*Dataset records*
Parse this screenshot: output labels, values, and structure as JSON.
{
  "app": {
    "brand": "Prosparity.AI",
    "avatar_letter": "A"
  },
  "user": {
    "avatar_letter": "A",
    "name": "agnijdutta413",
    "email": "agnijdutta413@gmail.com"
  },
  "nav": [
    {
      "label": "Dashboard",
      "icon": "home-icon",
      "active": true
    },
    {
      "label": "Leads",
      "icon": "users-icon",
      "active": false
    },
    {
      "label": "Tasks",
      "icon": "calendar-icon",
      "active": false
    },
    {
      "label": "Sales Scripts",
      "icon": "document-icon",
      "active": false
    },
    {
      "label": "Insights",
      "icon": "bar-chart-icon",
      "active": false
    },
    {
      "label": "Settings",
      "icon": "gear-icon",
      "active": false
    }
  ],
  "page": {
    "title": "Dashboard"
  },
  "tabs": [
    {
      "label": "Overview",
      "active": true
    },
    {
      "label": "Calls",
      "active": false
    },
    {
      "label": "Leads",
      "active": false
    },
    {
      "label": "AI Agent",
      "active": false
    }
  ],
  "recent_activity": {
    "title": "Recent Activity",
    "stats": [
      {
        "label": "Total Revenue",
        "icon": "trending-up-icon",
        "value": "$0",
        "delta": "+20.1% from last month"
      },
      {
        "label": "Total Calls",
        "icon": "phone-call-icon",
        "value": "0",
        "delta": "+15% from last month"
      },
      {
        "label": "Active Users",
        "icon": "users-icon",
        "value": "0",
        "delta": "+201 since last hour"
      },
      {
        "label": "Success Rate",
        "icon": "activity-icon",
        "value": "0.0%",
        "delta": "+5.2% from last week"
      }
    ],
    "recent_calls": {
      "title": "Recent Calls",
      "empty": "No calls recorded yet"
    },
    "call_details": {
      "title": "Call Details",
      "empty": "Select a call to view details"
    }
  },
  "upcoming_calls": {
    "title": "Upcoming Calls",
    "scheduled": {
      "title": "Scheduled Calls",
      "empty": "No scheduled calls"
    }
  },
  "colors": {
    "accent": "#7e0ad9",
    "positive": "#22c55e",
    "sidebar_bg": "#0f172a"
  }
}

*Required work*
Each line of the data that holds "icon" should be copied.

*Answer box*
      "icon": "home-icon",
      "icon": "users-icon",
      "icon": "calendar-icon",
      "icon": "document-icon",
      "icon": "bar-chart-icon",
      "icon": "gear-icon",
        "icon": "trending-up-icon",
        "icon": "phone-call-icon",
        "icon": "users-icon",
        "icon": "activity-icon",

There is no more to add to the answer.